We are mounting several solenoids away from our control system, and are trying to save on wire count. Does anyone know if the Rev Pneumatics Hub switches on the positive or ground side? I saw some older posts about the CTRE PCM switching the ground side, but couldn’t find this in the specs on Rev’s website.
I believe this would be prohibited by R504 and R625
Would combining multiple common solenoid control lines (the common + or -) be considered a custom circuit? The definition in the rules is ‘Any active electrical item’, I wouldn’t think that landing multiple wires together would be considered an active item
R504 states one solenoid per channel.
R625 could also apply because something not wired to the FRC SOP may be considered a CUSTOM CIRCUIT. (the solenoid is an active component)
If you have to ask rather than just pulling out a DMM and checking, you reeeeeally shouldn’t be messing with it, not to mention the whole robot manual.
Unfortunately this was the last test before we left late Saturday night, but I was planning to put a meter on the outputs tomorrow at the meeting to check which side is switching. I just wanted to ask the community if anyone else has knowledge or experience with this.
We’re not trying to control more than one solenoid per output, nor are we trying to get around any rules. If we’re not able to reduce wire count, then we’ll obviously revert to running one pair of wires per solenoid to the ones mounted remotely on the robot
One thing we have done to save on wiring is use four wire like Spectrum recommends in their wiring guide. This way, you can run one cable for each solenoid. The cable is also relatively affordable.
The actual cable above does not have prime shipping (at least as far as expedited delivery) for us, but you should be able to find some similar that you could aquire in short order.
As stated above, R504 specifies only one solenoid valve per output on the PCM or PH.

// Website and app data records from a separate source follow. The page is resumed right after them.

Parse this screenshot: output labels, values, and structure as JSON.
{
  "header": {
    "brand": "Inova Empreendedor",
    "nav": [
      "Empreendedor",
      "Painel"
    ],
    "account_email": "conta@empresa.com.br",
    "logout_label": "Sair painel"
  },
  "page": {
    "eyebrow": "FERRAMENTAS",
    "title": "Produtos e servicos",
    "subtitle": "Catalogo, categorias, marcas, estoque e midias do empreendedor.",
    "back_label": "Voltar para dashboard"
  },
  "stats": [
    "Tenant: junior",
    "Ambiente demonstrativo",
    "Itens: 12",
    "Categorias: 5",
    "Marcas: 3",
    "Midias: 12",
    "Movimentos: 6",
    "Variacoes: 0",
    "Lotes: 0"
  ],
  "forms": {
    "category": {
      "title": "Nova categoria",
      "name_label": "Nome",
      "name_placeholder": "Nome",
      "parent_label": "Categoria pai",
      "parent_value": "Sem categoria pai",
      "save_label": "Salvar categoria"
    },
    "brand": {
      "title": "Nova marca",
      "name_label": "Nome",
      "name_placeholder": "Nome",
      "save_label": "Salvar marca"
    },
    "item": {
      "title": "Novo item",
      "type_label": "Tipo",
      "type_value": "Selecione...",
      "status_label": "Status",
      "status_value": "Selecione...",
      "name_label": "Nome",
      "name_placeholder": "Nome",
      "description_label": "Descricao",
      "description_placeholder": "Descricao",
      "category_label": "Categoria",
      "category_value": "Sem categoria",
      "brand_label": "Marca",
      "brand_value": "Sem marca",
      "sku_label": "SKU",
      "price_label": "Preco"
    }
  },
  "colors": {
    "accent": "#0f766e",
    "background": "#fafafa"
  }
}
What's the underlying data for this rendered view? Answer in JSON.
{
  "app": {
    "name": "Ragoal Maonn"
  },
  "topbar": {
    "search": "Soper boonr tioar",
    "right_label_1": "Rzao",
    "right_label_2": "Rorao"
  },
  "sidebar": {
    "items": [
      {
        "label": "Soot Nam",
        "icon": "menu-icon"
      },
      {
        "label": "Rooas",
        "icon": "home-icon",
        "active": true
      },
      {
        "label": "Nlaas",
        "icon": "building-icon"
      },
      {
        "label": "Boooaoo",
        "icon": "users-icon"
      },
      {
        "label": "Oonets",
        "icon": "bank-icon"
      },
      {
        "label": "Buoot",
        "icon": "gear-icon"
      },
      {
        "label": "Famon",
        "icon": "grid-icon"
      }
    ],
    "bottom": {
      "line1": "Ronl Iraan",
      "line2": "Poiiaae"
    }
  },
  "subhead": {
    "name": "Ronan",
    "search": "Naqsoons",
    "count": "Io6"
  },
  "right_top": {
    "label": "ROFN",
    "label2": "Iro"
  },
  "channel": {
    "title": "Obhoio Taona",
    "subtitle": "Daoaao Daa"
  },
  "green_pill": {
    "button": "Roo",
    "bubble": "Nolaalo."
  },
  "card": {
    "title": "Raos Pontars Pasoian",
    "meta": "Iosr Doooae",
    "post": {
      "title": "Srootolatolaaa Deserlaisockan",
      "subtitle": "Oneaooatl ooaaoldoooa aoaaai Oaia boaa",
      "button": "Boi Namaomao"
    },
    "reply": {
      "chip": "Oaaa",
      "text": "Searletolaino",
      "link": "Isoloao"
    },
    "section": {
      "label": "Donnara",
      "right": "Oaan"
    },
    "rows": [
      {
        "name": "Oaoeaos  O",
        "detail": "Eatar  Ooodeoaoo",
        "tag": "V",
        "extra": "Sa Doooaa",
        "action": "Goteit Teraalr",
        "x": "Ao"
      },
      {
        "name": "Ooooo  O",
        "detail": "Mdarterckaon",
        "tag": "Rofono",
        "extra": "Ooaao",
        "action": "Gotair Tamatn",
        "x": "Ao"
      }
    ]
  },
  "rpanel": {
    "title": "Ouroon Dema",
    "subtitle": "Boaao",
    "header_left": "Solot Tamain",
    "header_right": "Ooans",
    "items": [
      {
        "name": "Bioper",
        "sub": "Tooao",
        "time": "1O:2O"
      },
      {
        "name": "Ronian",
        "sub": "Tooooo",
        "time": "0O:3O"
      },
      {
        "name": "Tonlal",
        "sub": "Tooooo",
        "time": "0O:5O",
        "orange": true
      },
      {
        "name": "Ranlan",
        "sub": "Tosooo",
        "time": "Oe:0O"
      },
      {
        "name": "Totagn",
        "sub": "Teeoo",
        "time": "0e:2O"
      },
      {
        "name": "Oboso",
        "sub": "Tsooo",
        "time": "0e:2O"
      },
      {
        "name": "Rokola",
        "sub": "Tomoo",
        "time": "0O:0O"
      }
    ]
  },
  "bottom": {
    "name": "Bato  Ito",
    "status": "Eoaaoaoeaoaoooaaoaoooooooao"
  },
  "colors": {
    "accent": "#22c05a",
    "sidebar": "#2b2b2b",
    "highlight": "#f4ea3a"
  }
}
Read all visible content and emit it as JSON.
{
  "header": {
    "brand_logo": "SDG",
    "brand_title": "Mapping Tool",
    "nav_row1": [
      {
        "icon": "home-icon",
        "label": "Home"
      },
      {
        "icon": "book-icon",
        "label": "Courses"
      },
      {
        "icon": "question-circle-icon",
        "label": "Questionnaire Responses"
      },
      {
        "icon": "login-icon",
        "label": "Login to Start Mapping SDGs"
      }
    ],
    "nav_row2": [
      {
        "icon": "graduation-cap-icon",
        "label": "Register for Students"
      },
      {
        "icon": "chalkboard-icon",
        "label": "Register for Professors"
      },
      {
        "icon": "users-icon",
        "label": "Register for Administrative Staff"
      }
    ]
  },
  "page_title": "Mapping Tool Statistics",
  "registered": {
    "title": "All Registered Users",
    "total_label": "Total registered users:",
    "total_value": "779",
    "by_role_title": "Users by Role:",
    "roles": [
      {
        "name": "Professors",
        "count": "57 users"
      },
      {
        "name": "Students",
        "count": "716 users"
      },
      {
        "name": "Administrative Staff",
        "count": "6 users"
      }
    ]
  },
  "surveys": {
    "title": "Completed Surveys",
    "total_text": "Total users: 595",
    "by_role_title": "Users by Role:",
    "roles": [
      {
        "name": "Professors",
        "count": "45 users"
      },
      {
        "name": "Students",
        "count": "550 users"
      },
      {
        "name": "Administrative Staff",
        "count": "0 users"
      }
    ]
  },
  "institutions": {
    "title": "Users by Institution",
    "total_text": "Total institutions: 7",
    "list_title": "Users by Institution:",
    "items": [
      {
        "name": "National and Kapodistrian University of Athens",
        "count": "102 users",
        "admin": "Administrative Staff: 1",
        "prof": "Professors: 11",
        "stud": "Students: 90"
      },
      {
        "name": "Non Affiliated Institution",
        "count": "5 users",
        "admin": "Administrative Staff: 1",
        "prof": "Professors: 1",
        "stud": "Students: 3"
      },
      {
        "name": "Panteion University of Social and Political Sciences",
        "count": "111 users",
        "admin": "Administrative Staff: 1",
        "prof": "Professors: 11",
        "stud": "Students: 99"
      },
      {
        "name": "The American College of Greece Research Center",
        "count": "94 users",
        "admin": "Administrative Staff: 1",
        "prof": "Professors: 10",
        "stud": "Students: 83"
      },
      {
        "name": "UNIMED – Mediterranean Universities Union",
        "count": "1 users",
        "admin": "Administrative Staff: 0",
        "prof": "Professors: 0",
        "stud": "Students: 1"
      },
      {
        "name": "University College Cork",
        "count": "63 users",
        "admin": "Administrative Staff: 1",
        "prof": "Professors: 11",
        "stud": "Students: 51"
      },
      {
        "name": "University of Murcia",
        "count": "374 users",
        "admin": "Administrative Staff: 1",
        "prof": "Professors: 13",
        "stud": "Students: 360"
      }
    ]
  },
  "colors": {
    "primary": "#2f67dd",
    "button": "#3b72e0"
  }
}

I’d actually argue that rule depends on what you define output as. Do you define output as just the switching signal terminal, or the pair of terminals? If it’s just the switching signal, that rule wouldn’t stop you from wiring all the common signals together, or even getting them from another source entirely.
A similar thing on the PD boards as well. Does each load have to be connected to it’s pairing ground, or could it be on another ground output? As long as you’re legal with splices, there’s nothing explicitly in the rules requiring the power and ground of an output to be a matched pair. nevermind, R-610 specifies PD outputs are a pair.
Also, any explicit definitions here need to be carefully thought out if rule changes are made. For instance a quadrature encoder, since it requires 2 Dio signals, it should be legal to get the 5v from 1 header, and the ground from another. A mess up in this definition would make that illegal.
R504 Table 9-2
Electrical Load - Pneumatic Solenoid Valves
Motor Controller - No
Relay Module - Yes (multiple)
Pneumatics Controller - Yes (1 per channel)
Only one Pneumatic Solenoid Valve per channel on the Pneumatics controller
But is channel defined as switched side or the pair?
Note I’m not saying it shouldn’t be defined (it probably should for safety reasons), I’m just saying as it sits right now it’s unclear, and because of how all the commons are likely all traced together, I’d probably define a channel as switched side, without an explicit ruling like R610 for the PD devices.
What you have described is commonly done in industrial electronic/electrical systems. It is also how all the lights in most cars are wired. So yes, it would be good to get a clarification on whether the channel is only the switched signal or does it include the common hot or return line.
Not exactly, when discussing car electronics, some designs use the frame of the vehicle for a common return some do not. In this case I think the definition is both terminals are considered a channel. You do want your pneumatic design to operate as you intend and not be influenced by current in other parts. The added second wire is a minuscule part of your design and adds little weight to the overall robot. It also prevents a single point failure for your pneumatics.
From Q&A110 (which I assume started from this thread):
No. A single channel includes the pair of red/black terminals and is denoted with numbers 0-15 on the Pneumatic Hub.
If all the solenoids are active at once, the sum of the currents would flow in the shared wire. At a minimum, you’d have to show that you had this covered according the the wiring “code” for FRC (the rules). But I think this has been answered – not legal in any case.
Correct, I asked the question this morning for the official ruling and fortunately got a quick response from GDC. I do appreciate the input from folks on the thread, and am happy that FIRST gave a definitive answer we can design around.
This topic was automatically closed 365 days after the last reply. New replies are no longer allowed.